Review: Tarot of the Pirates

I’m a huge fan of pirates — even wrote a kids’ alphabet book about them — so when I saw that there was a pirate Tarot coming out a few years back, I had to have it. Tarot of the Pirates is just plain fun.

Yarr, mateys!

What do I like the most? Frankly, the artwork in this deck is really nifty, and not what you typically see in Tarot artwork. It’s sassy and brash, dark and dangerous, and the imagery is nicely matched to the Tarot card meanings.

The Pirate Tarot deck is one I use a lot when reading for male clients, or for women who are empowered, independent and strong. It’s got a lot of strong masculine energy to it. The artwork takes on a pirate theme that’s a bit campy but still clever and fun — suits are divided into Coins, Oars, Chalices and Swords.

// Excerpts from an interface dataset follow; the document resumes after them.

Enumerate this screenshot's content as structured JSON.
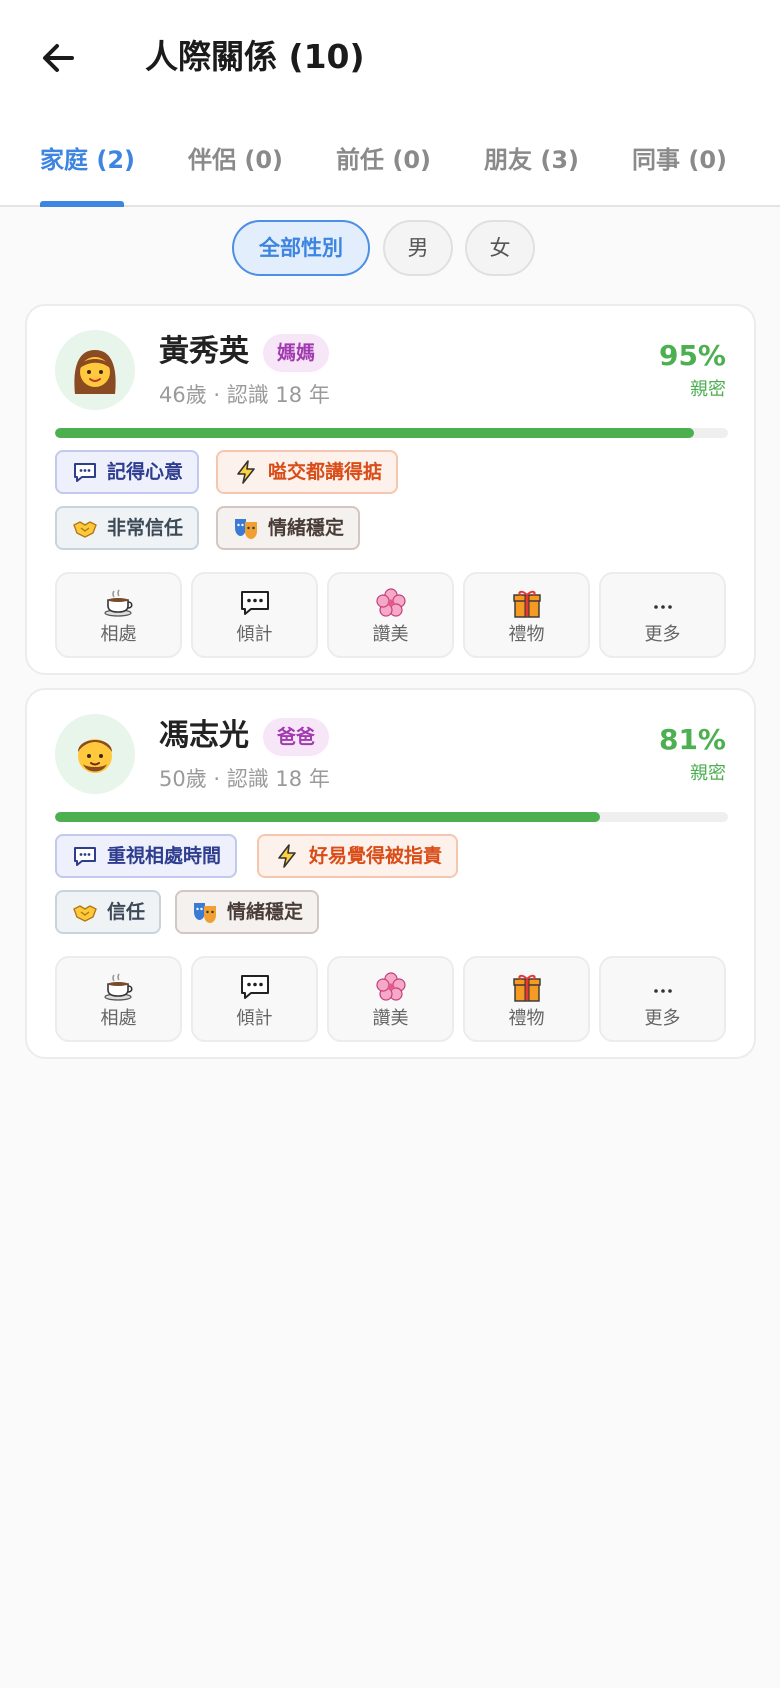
{
  "header": {
    "title": "人際關係 (10)"
  },
  "tabs": [
    {
      "label": "家庭 (2)",
      "active": true
    },
    {
      "label": "伴侶 (0)",
      "active": false
    },
    {
      "label": "前任 (0)",
      "active": false
    },
    {
      "label": "朋友 (3)",
      "active": false
    },
    {
      "label": "同事 (0)",
      "active": false
    }
  ],
  "gender_filter": [
    {
      "label": "全部性別",
      "selected": true
    },
    {
      "label": "男",
      "selected": false
    },
    {
      "label": "女",
      "selected": false
    }
  ],
  "people": [
    {
      "name": "黃秀英",
      "avatar_icon": "woman-face-icon",
      "role": "媽媽",
      "meta": "46歲 · 認識 18 年",
      "intimacy_percent_text": "95%",
      "intimacy_value": 0.95,
      "intimacy_label": "親密",
      "tags": [
        {
          "icon": "speech-bubble-icon",
          "label": "記得心意",
          "tone": "blue"
        },
        {
          "icon": "lightning-icon",
          "label": "嗌交都講得掂",
          "tone": "orange"
        },
        {
          "icon": "handshake-icon",
          "label": "非常信任",
          "tone": "grey"
        },
        {
          "icon": "theater-masks-icon",
          "label": "情緒穩定",
          "tone": "brown"
        }
      ]
    },
    {
      "name": "馮志光",
      "avatar_icon": "man-face-icon",
      "role": "爸爸",
      "meta": "50歲 · 認識 18 年",
      "intimacy_percent_text": "81%",
      "intimacy_value": 0.81,
      "intimacy_label": "親密",
      "tags": [
        {
          "icon": "speech-bubble-icon",
          "label": "重視相處時間",
          "tone": "blue"
        },
        {
          "icon": "lightning-icon",
          "label": "好易覺得被指責",
          "tone": "orange"
        },
        {
          "icon": "handshake-icon",
          "label": "信任",
          "tone": "grey"
        },
        {
          "icon": "theater-masks-icon",
          "label": "情緒穩定",
          "tone": "brown"
        }
      ]
    }
  ],
  "actions": [
    {
      "icon": "coffee-cup-icon",
      "label": "相處"
    },
    {
      "icon": "chat-bubble-icon",
      "label": "傾計"
    },
    {
      "icon": "flower-icon",
      "label": "讚美"
    },
    {
      "icon": "gift-icon",
      "label": "禮物"
    },
    {
      "icon": "more-icon",
      "label": "更多"
    }
  ],
  "colors": {
    "accent": "#3d85e0",
    "intimacy_green": "#4caf50",
    "role_badge": "#a23bb0"
  }
}
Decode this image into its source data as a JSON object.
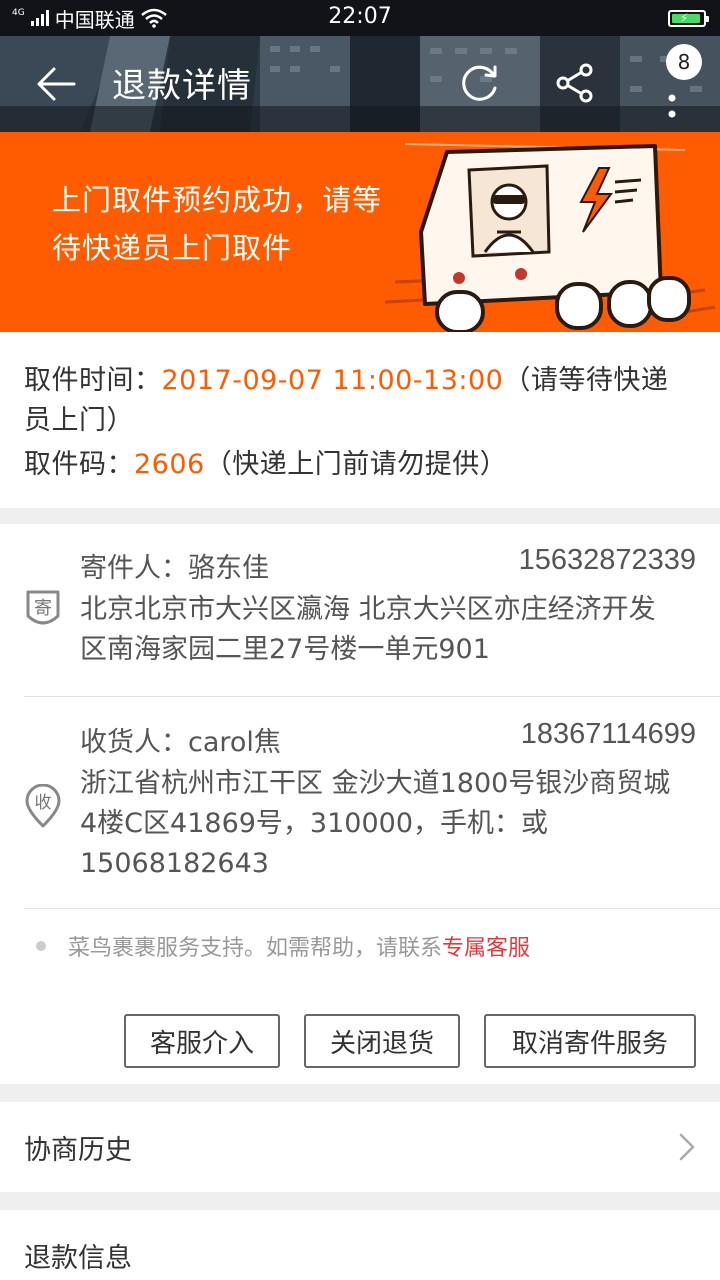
{
  "status_bar": {
    "network": "4G",
    "carrier": "中国联通",
    "time": "22:07"
  },
  "header": {
    "title": "退款详情",
    "badge_count": "8",
    "icons": [
      "back-arrow-icon",
      "refresh-icon",
      "share-icon",
      "more-vertical-icon"
    ]
  },
  "banner": {
    "text": "上门取件预约成功，请等待快递员上门取件",
    "bg_color": "#ff5b00"
  },
  "pickup": {
    "time_label": "取件时间：",
    "time_value": "2017-09-07 11:00-13:00",
    "time_note_1": "（请等待快递",
    "time_note_2": "员上门）",
    "code_label": "取件码：",
    "code_value": "2606",
    "code_note": "（快递上门前请勿提供）"
  },
  "sender": {
    "icon_char": "寄",
    "name": "寄件人：骆东佳",
    "phone": "15632872339",
    "address_line1": "北京北京市大兴区瀛海 北京大兴区亦庄经济开发",
    "address_line2": "区南海家园二里27号楼一单元901"
  },
  "receiver": {
    "icon_char": "收",
    "name": "收货人：carol焦",
    "phone": "18367114699",
    "address_line1": "浙江省杭州市江干区 金沙大道1800号银沙商贸城",
    "address_line2": "4楼C区41869号，310000，手机：或",
    "address_line3": "15068182643"
  },
  "help": {
    "text": "菜鸟裹裹服务支持。如需帮助，请联系",
    "link": "专属客服"
  },
  "actions": {
    "intervene": "客服介入",
    "close_return": "关闭退货",
    "cancel_pickup": "取消寄件服务"
  },
  "sections": {
    "history": "协商历史",
    "refund_info": "退款信息"
  },
  "colors": {
    "accent_orange": "#ff5a00",
    "link_red": "#e4393c"
  }
}
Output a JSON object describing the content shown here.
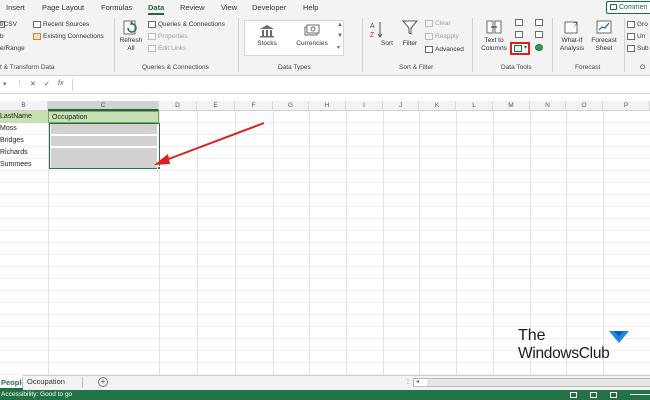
{
  "menu": {
    "tabs": [
      "Insert",
      "Page Layout",
      "Formulas",
      "Data",
      "Review",
      "View",
      "Developer",
      "Help"
    ],
    "comments": "Commen"
  },
  "ribbon": {
    "get_data": {
      "csv": "t/CSV",
      "web": "b",
      "range": "e/Range",
      "recent": "Recent Sources",
      "existing": "Existing Connections",
      "group": "t & Transform Data"
    },
    "queries": {
      "refresh": "Refresh",
      "refresh_all": "All",
      "qc": "Queries & Connections",
      "properties": "Properties",
      "edit_links": "Edit Links",
      "group": "Queries & Connections"
    },
    "data_types": {
      "stocks": "Stocks",
      "currencies": "Currencies",
      "group": "Data Types"
    },
    "sort_filter": {
      "sort": "Sort",
      "filter": "Filter",
      "clear": "Clear",
      "reapply": "Reapply",
      "advanced": "Advanced",
      "group": "Sort & Filter"
    },
    "data_tools": {
      "text_to": "Text to",
      "columns": "Columns",
      "group": "Data Tools"
    },
    "forecast": {
      "what_if": "What-If",
      "analysis": "Analysis",
      "forecast": "Forecast",
      "sheet": "Sheet",
      "group": "Forecast"
    },
    "outline": {
      "grp": "Gro",
      "ungrp": "Un",
      "sub": "Sub",
      "group": "O"
    }
  },
  "formula_bar": {
    "cancel": "✕",
    "enter": "✓",
    "fx": "fx",
    "value": ""
  },
  "columns": [
    "B",
    "C",
    "D",
    "E",
    "F",
    "G",
    "H",
    "I",
    "J",
    "K",
    "L",
    "M",
    "N",
    "O",
    "P"
  ],
  "cells": {
    "b_header": "LastName",
    "c_header": "Occupation",
    "names": [
      "Moss",
      "Bridges",
      "Richards",
      "Summees"
    ]
  },
  "watermark": {
    "line1": "The",
    "line2": "WindowsClub"
  },
  "sheets": {
    "active": "People",
    "other": "Occupation",
    "add": "+"
  },
  "status": {
    "text": "Accessibility: Good to go"
  },
  "colors": {
    "accent": "#217346",
    "header_fill": "#c6e0b4",
    "shaded": "#d1d1d1",
    "arrow": "#e02020"
  }
}
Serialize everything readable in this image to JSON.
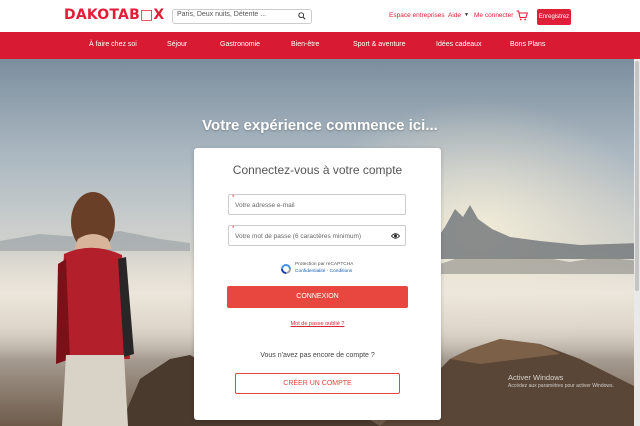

The pirates in this deck are not always sanitized or pretty, but down-and-dirty swashbucklers, male and female alike. Images of the moon, sea monsters, sharks, hidden coves and buried treasure abound.

Keep in mind that if you’re looking for historical accuracy, this isn’t the place you’re going to find it. Although most of the pirates are fairly grungy, they’re still representative of a fairly romanticized version of piracy on the high seas. Remember, real pirates were criminals and violent people who did a lot of horrible things to other people.

One thing I’d recommend is just not even bothering with the little white booklet that accompanies the deck. Some of the card meanings seemed sketchy at best, and it almost seemed as though the creators were deliberately trying to take even the more positive, upbeat cards and give them a negative slant, just to keep with the theme of piracy. Honestly, there’s no need for this – the artwork speaks for itself, and a reader will be able to tell from looking at the cards exactly what meaning is before them.

Another thing I really enjoyed about this deck is the level of activity. Characters don’t just sit around waiting for things to happen to them — no, they go out and get what they want, swing from the yardarms, dig up their own treasures, and stage rebellions when needed. It’s a very active rather than a passive sort of deck. In particular, the female characters depicted have a good deal of agency of their own – they’re sexual and sensual, but they’re also in complete control of their own destinies in most of the artwork. It’s a good reliable deck to use for strong, independent people of either gender.

A quick note: if you’re bothered by the sight of bare breasts in your Tarot, you may want to pass on this deck, because there is some mild nudity – not a lot, but some.

Also, keep in mind that with the Tarot of the Pirates, some of the artwork doesn’t translate exactly the way you might expect if you’re used to using Rider-Waite as your default set of meanings. With this deck, you’re probably going to get a better result, and a more accurate reading, if you read intuitively rather than based upon written interpretations.

My main complaint with this deck is that some of the cards are far too similar in appearance to other cards in the deck. You should be able to tell what card you’re looking at simply by looking at the image. If you have to check to make sure it’s This and Not That, that’s definitely a disadvantage to the deck. I won’t spoil it for you by telling you which cards are far too close in appearance, but if you’re a savvy reader, you’ll pick up on a couple of them, particularly in the Major Arcana.

On the whole, though, I do enjoy this deck, particularly because I’m a fan of the comic book style of artwork that’s used. While I definitely wouldn’t suggest it for a novice, if you’ve got some degree of experience in reading Tarot (and, of course, if you enjoy pirate lore), it’s definitely worth picking up and playing around with.